The Colored Sacred Harp
Liner Notes   Cat. No. 80433     Release Date: 1993-01-01

A Songbook by Nineteenth Century African-Americans

Wiregrass Sacred Harp Singers, Ozark, Alabama

The Colored Sacred Harp is a collection of shape-note songs composed and arranged by African-American musicians in southeastern Alabama and published in 1934. The songs refer to the history of their communities in Alabama, their socio-religious experiences, and their aesthetic values.
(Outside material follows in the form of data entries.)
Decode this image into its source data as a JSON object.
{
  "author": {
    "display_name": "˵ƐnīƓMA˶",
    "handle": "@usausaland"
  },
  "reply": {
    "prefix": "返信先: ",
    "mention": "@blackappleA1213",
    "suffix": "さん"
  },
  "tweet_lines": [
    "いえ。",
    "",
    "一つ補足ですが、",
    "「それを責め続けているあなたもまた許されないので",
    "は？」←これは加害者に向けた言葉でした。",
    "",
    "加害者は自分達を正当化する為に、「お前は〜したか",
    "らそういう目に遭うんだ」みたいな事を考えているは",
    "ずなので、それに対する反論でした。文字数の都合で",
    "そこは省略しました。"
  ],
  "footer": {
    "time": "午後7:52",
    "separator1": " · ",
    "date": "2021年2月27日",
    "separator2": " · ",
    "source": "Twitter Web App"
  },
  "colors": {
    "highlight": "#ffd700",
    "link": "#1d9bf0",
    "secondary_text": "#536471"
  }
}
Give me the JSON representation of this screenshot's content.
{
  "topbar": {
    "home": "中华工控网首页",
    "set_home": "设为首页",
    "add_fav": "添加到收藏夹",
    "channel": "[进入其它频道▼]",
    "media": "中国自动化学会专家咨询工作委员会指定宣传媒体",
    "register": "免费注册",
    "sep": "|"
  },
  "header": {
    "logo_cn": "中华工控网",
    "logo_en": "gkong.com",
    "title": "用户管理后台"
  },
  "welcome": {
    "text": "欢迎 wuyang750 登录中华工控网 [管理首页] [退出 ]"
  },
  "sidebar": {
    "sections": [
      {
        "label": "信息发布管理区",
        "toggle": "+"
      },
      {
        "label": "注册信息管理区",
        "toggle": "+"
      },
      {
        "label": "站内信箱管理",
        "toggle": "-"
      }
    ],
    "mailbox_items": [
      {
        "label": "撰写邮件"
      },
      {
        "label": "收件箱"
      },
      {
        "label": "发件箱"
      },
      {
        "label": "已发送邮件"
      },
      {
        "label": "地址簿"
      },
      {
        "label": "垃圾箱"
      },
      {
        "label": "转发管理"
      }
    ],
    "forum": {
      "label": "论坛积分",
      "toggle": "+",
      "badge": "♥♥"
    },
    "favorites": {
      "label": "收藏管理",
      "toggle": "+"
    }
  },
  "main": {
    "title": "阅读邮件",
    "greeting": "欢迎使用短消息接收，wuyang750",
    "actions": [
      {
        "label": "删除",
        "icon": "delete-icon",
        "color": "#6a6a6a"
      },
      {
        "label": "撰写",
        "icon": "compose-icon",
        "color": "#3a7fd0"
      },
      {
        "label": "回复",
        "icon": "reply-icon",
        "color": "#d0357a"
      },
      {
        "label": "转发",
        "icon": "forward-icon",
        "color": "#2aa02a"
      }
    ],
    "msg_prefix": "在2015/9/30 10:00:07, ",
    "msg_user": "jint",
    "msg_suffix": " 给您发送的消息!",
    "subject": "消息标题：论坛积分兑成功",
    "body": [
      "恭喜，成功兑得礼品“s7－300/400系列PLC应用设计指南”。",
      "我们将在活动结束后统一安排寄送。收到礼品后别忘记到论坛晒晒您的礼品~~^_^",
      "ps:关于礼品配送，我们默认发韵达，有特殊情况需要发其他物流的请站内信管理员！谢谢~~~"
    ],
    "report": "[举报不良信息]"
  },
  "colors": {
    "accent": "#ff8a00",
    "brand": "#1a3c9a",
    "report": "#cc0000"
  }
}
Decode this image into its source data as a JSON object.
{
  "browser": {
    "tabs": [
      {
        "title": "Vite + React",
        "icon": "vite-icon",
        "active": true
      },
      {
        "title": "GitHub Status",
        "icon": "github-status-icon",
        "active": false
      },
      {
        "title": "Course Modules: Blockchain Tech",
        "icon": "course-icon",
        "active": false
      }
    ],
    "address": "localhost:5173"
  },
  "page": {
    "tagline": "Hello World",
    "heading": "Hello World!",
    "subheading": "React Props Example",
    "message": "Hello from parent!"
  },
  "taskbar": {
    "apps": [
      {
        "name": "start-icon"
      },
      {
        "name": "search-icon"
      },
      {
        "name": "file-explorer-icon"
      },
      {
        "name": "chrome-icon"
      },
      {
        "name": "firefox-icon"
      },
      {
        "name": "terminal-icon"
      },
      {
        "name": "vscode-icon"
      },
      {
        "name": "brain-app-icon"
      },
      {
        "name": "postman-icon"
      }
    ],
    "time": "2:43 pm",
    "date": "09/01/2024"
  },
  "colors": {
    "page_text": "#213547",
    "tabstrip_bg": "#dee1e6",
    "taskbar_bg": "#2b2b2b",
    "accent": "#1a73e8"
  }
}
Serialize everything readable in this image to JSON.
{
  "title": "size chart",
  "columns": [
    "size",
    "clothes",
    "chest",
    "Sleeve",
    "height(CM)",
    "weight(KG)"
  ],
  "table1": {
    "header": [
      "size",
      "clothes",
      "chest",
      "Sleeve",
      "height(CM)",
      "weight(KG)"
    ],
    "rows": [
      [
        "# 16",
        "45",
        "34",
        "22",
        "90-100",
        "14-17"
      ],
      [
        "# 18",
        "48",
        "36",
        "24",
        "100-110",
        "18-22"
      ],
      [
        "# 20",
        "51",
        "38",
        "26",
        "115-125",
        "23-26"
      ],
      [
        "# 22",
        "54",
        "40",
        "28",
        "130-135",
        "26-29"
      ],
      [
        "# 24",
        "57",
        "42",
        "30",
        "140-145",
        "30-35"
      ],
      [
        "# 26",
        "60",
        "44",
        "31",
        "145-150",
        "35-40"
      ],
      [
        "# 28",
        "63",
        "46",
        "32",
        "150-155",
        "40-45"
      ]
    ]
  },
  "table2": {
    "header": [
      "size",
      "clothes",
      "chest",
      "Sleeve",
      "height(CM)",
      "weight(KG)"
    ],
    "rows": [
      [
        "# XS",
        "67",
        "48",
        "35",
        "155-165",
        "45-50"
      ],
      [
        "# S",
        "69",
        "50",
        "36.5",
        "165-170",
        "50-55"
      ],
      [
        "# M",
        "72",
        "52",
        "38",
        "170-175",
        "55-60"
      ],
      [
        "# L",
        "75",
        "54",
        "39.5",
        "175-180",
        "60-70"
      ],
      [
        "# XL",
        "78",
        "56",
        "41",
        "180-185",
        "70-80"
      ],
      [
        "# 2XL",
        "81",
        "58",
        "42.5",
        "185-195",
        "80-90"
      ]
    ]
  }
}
Folklorist John Work's 1941 study, published in Musical Quarterly, points out that the African-American Sacred Harp, like African music that might be termed religious, is locatable within the practice of an integrated, rather than a compartmentalized, belief system.

Specifically, African religious music tends to incorporate into its discourse the relationships between humans and the spiritual realm, among humans, and between humans and the natural realm, which are kept in balance by the propitiating and redressive powers of words that become efficacious because they are set to music. Examples of the sonic manifestations of these underlying principles are as varied as African cultures are numerous. In Mali, the whispered songs of the Dogon Andoumboulou place the deceased's spirit in relationship with those already in the spirit realm, and mark the final segment of a funeral. In Nigeria, the praise songs of Igbomina (Yoruba) ancestors in the spirit realm, represented by Elewe masks, annually honor their human families. The deity's song motto (rab's bak) performed in the ndop healing ceremony of the Wolof of Senegal achieves the communion between the dancing/singing patient and the spiritual realm necessary to cure disease.

Both the principles of relationship and the fluidity of boundaries between sacred and secular were retained within the African-American church, first established as an independent Baptist institution in Georgia during the 1730s. The church provided a matrix for leadership training, social gatherings, education, philanthropy, and artistic development, as well as worship. More appropriately conceptualized as an aggregate of believers, the church and church-centered support of African- American life created, for nearly two centuries before it was published, a model and a strong base of reception for the African-American Sacred Harp songbook. African-Americans continue to perform the Sacred Harp at county courthouses, union halls, homes, schools, community centers, and singing halls, as well as in churches, the majority of which are Baptist and Methodist. They also perform at conventions, memorials, anniversaries, picnics, birthdays, religious holidays, and Sunday singings.

Wiregrass Sacred Harp Singers

The Colored Sacred Harp

MP3/320 $9.99
FLAC $9.99
WAV $9.99
CD $15.99

Track Listing

Prayer/Come To Jesus Now
Lillie M. Jackson
Buy
Alone
Judge Jackson
Buy
The Signs of the Judgement
James E. Pettie
Buy
Florida Storm
Judge Jackson
Buy
Shout and Sing
Judge Jackson
Buy
Jesus Lives in My Soul
Bishop J.D. Walker
Buy
My Friend
Thomas Y. Lawrence
Buy
Call Upon The Lord
Judge Jackson
Buy
Welcome Address/Jesus Rose
Bishop J.D. Walker
Buy
My Mother's Gone
Judge Jackson
Buy
Rejoice and Sing
Oscar G. Griffin
Buy
Prosperity
H. Webster Wood
Buy
Am I a Soldier of The Cross
Judge Jackson
Buy
It Is Finished
Judge Jackson
Buy